Israel’s benchmark government bonds fell, lifting the yield to the highest in more than a week after Bank of Israel Governor Stanley Fischer raised concern about the country’s budget deficit outlook.
The yield on the 4.25 percent securities maturing March 2023 increased three basis points, or 0.03 percentage point, to 4.09 percent, matching the level on Feb. 5, at 1:10 p.m. in Tel Aviv. The yield on the 5.5 percent notes due Jan. 2022 rose four basis points to 3.85 percent.
Israel has significant longer-term economic issues, including the budget, Fischer said in Jerusalem today. The central bank projects the 2013 budget deficit, based on 3.8 percent growth, to be 3.6 percent of GDP, above the government’s target of 3 percent. Expenditures, forecast to be 9 percent greater than in 2012, must be curbed along with an “increase in tax rates or cancellation of exemptions”, the bank said today. The deficit may be 4.9 percent of GDP if steps are not taken, it said.
“Fischer as the adviser to the government is cautioning the government to take the necessary steps to contain a widening deficit,” said Amir Kahanovich, chief economist at Clal Finance Brokerage Ltd. in Tel Aviv. “The comments come at a critical time of coalition building when parties also put forward their budgetary demands.”
Prime Minister Benjamin Netanyahu is in the process of forming a coalition government together with Yair Lapid, the leader of the centrist second-place finisher in the Jan. 22 elections. Among the first items on the agenda will be to reduce the 2013 budget deficit. Netanyahu, who raised taxes last year to boost revenue, called early elections after failing to reach an agreement with coalition parties regarding spending cuts.
Economic growth slowed to 3.3 percent last year from 4.6 percent in 2011, according to the Central Bureau of Statistics. To spur economic growth, the central bank lowered the key interest rate by 1.5 percentage points since September 2011 to 1.75 percent. One-year interest-rate swaps, an indicator of investor expectations for rates over the period, rose one basis point to 1.73 percent.
Annual inflation, which unexpectedly accelerated to 1.6 percent in December from 1.4 percent a month earlier, may average 2.12 percent in the next two years, according to the two-year break-even rate. The rate, which reflects the yield difference between the inflation-linked bonds and similar- maturity fixed-rate government debt, was little changed at 212.

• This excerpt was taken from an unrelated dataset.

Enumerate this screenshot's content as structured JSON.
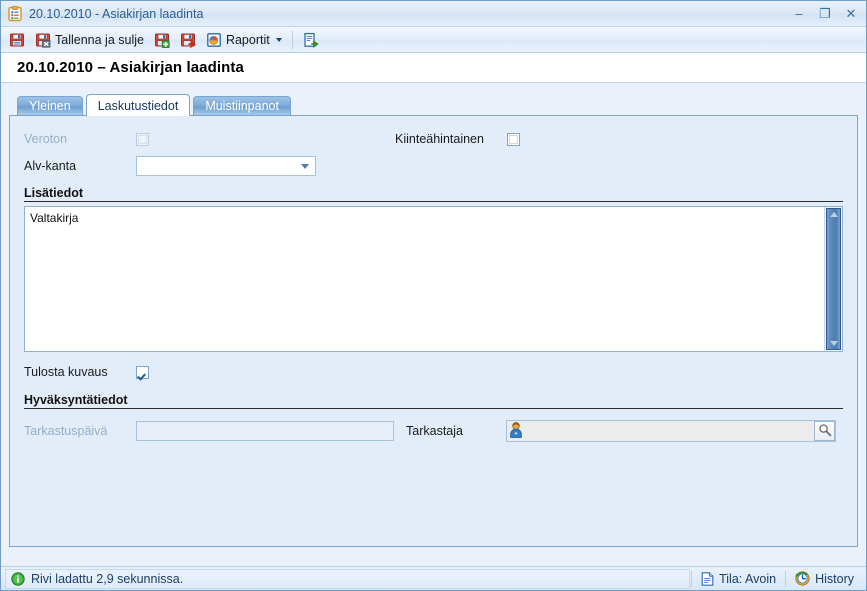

Israel’s shekel weakened as much as 0.1 percent to 3.6942 to the dollar before trading at 3.6897, trimming this month’s advance to 0.6 percent. The Tel Aviv Bond 40 Index, which measures inflation-linked and fixed-rate corporate bonds, fell for a third day, retreating 0.1 percent to 282.91.
To contact the reporter on this story: Sharon Wrobel in Tel Aviv at email@example.com
To contact the editor responsible for this story: Claudia Maedler at firstname.lastname@example.org